That's a wrap! Congratulations to all our winners. The Book Arts Bash now has its own domain name, and a brand new web site for a new Bash in 2010. Visit us here!
Please visit the Favorite Poem Project, and hear Americans read the poetry they love.
This category and this page are exactly the same as the category (and page) for entering an entire blog. The only difference is that for this category you are entering one specific post, and on the entry form you must provide the specific address of the post you wish to enter. You may submit a post that you authored for a group blog.

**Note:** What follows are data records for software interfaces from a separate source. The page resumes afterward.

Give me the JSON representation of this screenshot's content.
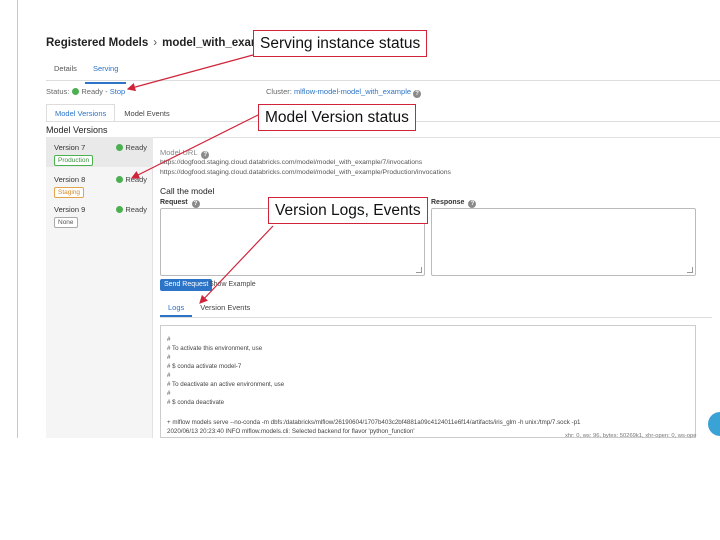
{
  "breadcrumb": {
    "parent": "Registered Models",
    "separator": "›",
    "model": "model_with_example",
    "caret": "▾"
  },
  "top_tabs": [
    {
      "label": "Details"
    },
    {
      "label": "Serving",
      "active": true
    }
  ],
  "status": {
    "label": "Status:",
    "state": "Ready",
    "separator": "-",
    "action": "Stop"
  },
  "cluster": {
    "label": "Cluster:",
    "name": "mlflow-model-model_with_example"
  },
  "model_tabs": [
    {
      "label": "Model Versions",
      "active": true
    },
    {
      "label": "Model Events"
    }
  ],
  "section_title": "Model Versions",
  "versions": [
    {
      "name": "Version 7",
      "status": "Ready",
      "stage": "Production",
      "selected": true
    },
    {
      "name": "Version 8",
      "status": "Ready",
      "stage": "Staging"
    },
    {
      "name": "Version 9",
      "status": "Ready",
      "stage": "None"
    }
  ],
  "detail": {
    "uri_label": "Model URL",
    "uris": [
      "https://dogfood.staging.cloud.databricks.com/model/model_with_example/7/invocations",
      "https://dogfood.staging.cloud.databricks.com/model/model_with_example/Production/invocations"
    ],
    "call_title": "Call the model",
    "request_label": "Request",
    "response_label": "Response",
    "send_button": "Send Request",
    "show_example": "Show Example"
  },
  "log_tabs": [
    {
      "label": "Logs",
      "active": true
    },
    {
      "label": "Version Events"
    }
  ],
  "log_lines": [
    "#",
    "# To activate this environment, use",
    "#",
    "#     $ conda activate model-7",
    "#",
    "# To deactivate an active environment, use",
    "#",
    "#     $ conda deactivate",
    "",
    "+ mlflow models serve --no-conda -m dbfs:/databricks/mlflow/26190604/1707b403c2bf4881a09c4124011e6f14/artifacts/iris_glm -h unix:/tmp/7.sock -p1",
    "2020/06/13 20:23:40 INFO mlflow.models.cli: Selected backend for flavor 'python_function'"
  ],
  "debug_text": "xhr: 0, ws: 96, bytes: 50269k1, xhr-open: 0, ws-ope",
  "annotations": {
    "serving_status": "Serving instance status",
    "version_status": "Model Version status",
    "version_logs": "Version Logs, Events"
  },
  "colors": {
    "accent": "#2b74c7",
    "ready": "#4caf50",
    "callout_border": "#d0243a",
    "production": "#4caf50",
    "staging": "#e3a54b"
  }
}
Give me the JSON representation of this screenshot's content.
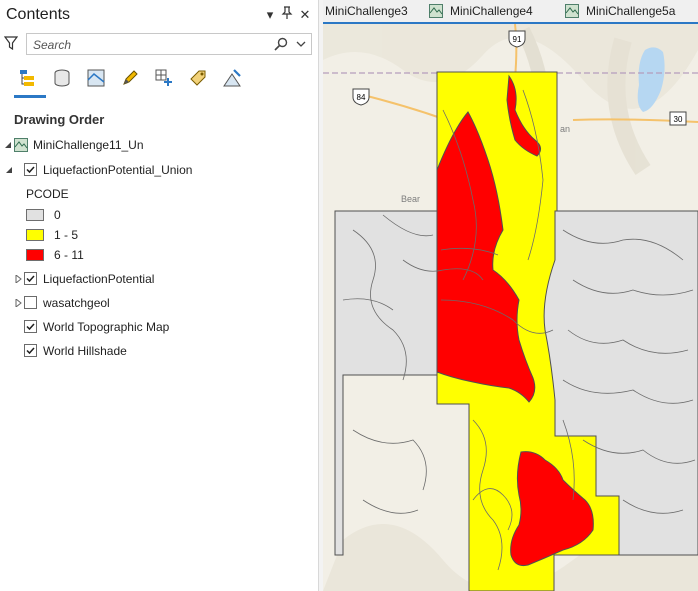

What is a blog? Blogging started out as online journaling (the original term was "web log" which shortened to "blog") and has developed into a grass roots publishing revolution. Blogging became popular because it is so easy to start one, update one, and publicize one. Bloggers who read other blogs can leave comments, build links, make friends, and keep up with what's going on in other people's lives who are experiencing similar things like homeschooling, parenting, or weight loss. Some bloggers also tackle specific topics like technology, entertainment, art. Blogs differ from traditional web sites in that they are less labor-intensive to create, and they are updated more frequently, kind of like a magazine as opposed to a book. We're looking for interesting blogs with quality content, updated regularly, with a readable format. You do not have to have a high pagerank or lots of traffic to enter and win. Maybe your blog is new, or an undiscovered gem.
Teaching This Genre:
Anyone can have a free blog at Blogger (owned by Google) by going to http://www.blogger.com and signing up. You can keep your blog completely anonymous by using a pseudonym, or you can put in as much "real" information as you're comfortable with. You don't need a server to host a blog -- all you need is an internet connection and a free Google user account. There are other places to blog for free: Wordpress, Xanga, Typepad, and LiveJournal for example. Or, you can host your own blog and use their software to update it. With free templates, free hosting, and a very easy user interface, anyone who wants to blog can be blogging happily in an hour.
So, what is blogging good for, pedagogically speaking? Blogging gets kids writing (and typing) in a medium that provides instant gratification. Doing almost any assignment becomes wildly easier and more interesting when it's done on a blog: "Go and blog ten interesting things about the ancient Indus Valley" or "Go and blog your spelling list" or "Go and blog about your plans for your science project." As soon as you push the "Publish" button, your work is online for all to see. Doing the work seems more attractive when it's going to be publicly published, and there is an obvious reason to get the spelling and punctuation correct, since it will be read by others.
Blogging builds connections between kids who can read each other's blogs, leave comments for each other, and encourage each other. It's great for showing off work to grandmas and grandpas and cousins in faraway places, and it's also very nice for the student to be able to look back over a year's worth of blogging, click through the pages, and see what has been accomplished. A blog actively maintained becomes a diary of exciting experiences, a school portfolio, a photo album, an art gallery, and mostly an expression of who the student is.
Here are some guidlines for kids and parents who blog, from Microsoft:
A blog post about blogging for kids under 13.
On a positive note: Some benefits of blogging.
For finalists and winners, please visit the results page.